Preventing tears

Some women do tear during childbirth and there is no guarantee that this will not happen. However, there are steps you can take to reduce the risk. Massage the area with wheat germ or sweet almond oil to make it more supple, and practise your pelvic floor exercises so that you become more aware of that area and can relax it when it comes to pushing out your baby.

As your baby's head is delivered the midwife will ask you to 'pant', not push, in order to control the speed at which the head is delivered and to reduce the chance of tearing. Even if you do tear, it does not necessarily mean that you will be stitched. Small tears have shown to heal just as well if they are kept clean.

Position of tears

The most common tear goes from the entrance of the vagina towards your back passage.
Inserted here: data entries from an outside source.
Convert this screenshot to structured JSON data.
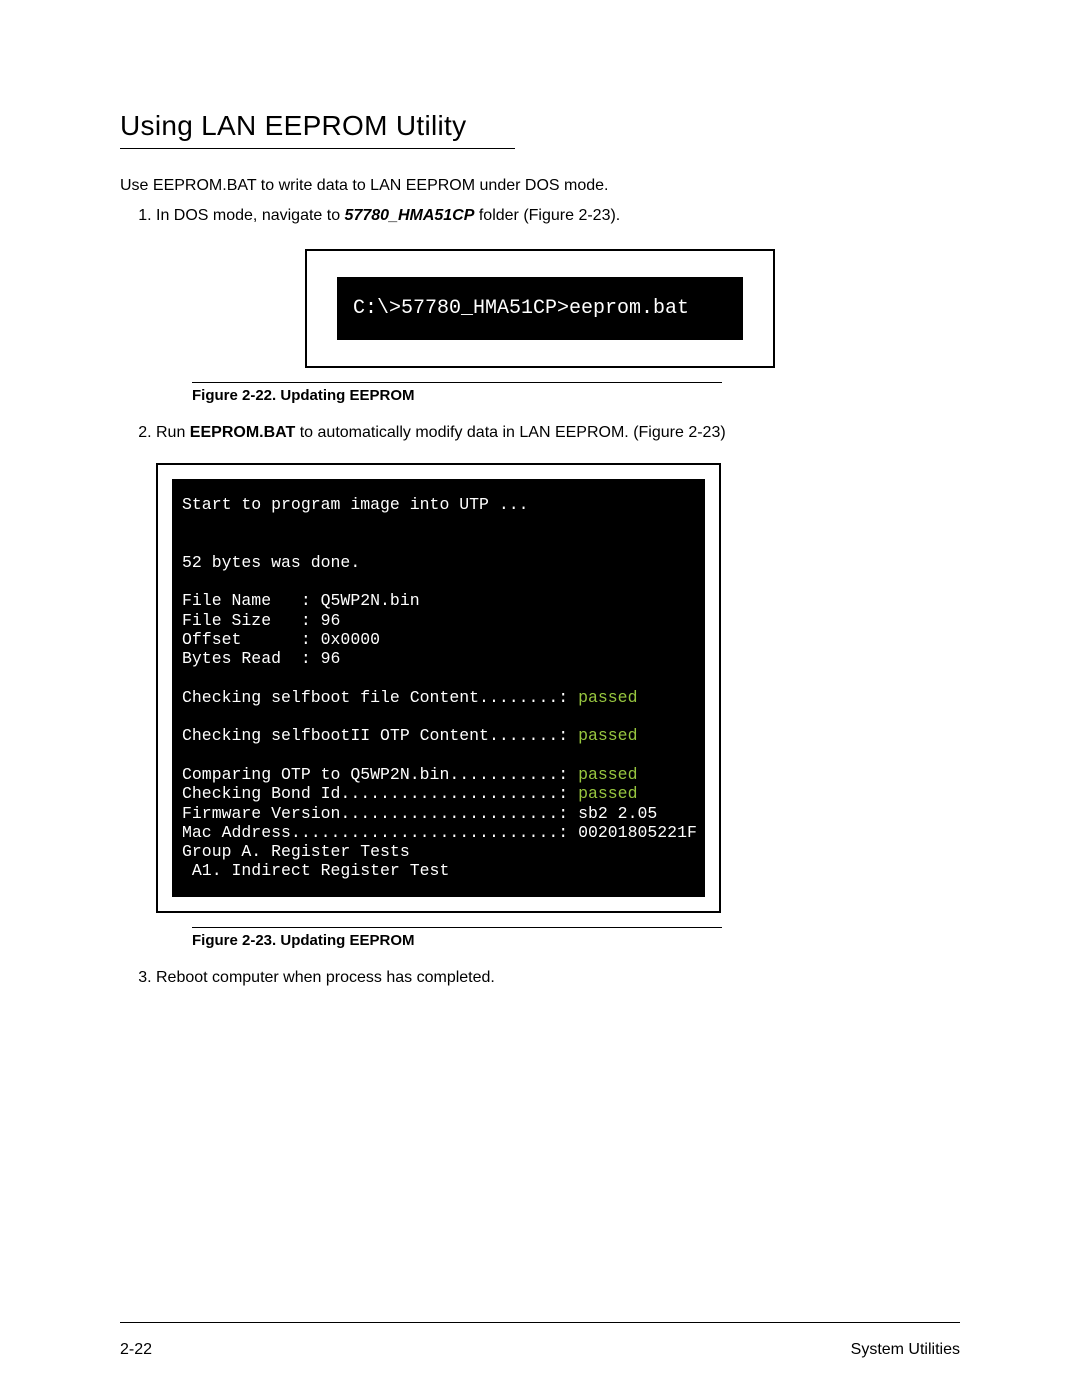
{
  "heading": "Using LAN EEPROM Utility",
  "intro": "Use EEPROM.BAT to write data to LAN EEPROM under DOS mode.",
  "steps": {
    "s1a": "In DOS mode, navigate to ",
    "s1_bi": "57780_HMA51CP",
    "s1b": " folder (Figure 2-23).",
    "s2a": "Run ",
    "s2_b": "EEPROM.BAT",
    "s2b": " to automatically modify data in LAN EEPROM. (Figure 2-23)",
    "s3": "Reboot computer when process has completed."
  },
  "figure22": {
    "cmd": "C:\\>57780_HMA51CP>eeprom.bat",
    "caption": "Figure 2-22.   Updating EEPROM"
  },
  "figure23": {
    "l1": "Start to program image into UTP ...",
    "l2": "52 bytes was done.",
    "l3": "File Name   : Q5WP2N.bin",
    "l4": "File Size   : 96",
    "l5": "Offset      : 0x0000",
    "l6": "Bytes Read  : 96",
    "l7a": "Checking selfboot file Content........: ",
    "l7b": "passed",
    "l8a": "Checking selfbootII OTP Content.......: ",
    "l8b": "passed",
    "l9a": "Comparing OTP to Q5WP2N.bin...........: ",
    "l9b": "passed",
    "l10a": "Checking Bond Id......................: ",
    "l10b": "passed",
    "l11": "Firmware Version......................: sb2 2.05",
    "l12": "Mac Address...........................: 00201805221F",
    "l13": "Group A. Register Tests",
    "l14": " A1. Indirect Register Test",
    "caption": "Figure 2-23.   Updating EEPROM"
  },
  "footer": {
    "left": "2-22",
    "right": "System Utilities"
  }
}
This area is called the perineum. A first-degree tear involves only the skin; a second degree tear involves skin and muscle; while a third-degree tear, which is less common, involves the lining or muscles of the back passage.

Sometimes tears are towards the labia or clitoris, and these can be extremely sore, particularly when passing urine. Drink plenty of fluids to dilute your urine and keep a jug by the toilet so that you can pour water over the urine as you empty your bladder, to make the discomfort more tolerable. Stitches do not have to be removed, as they will dissolve.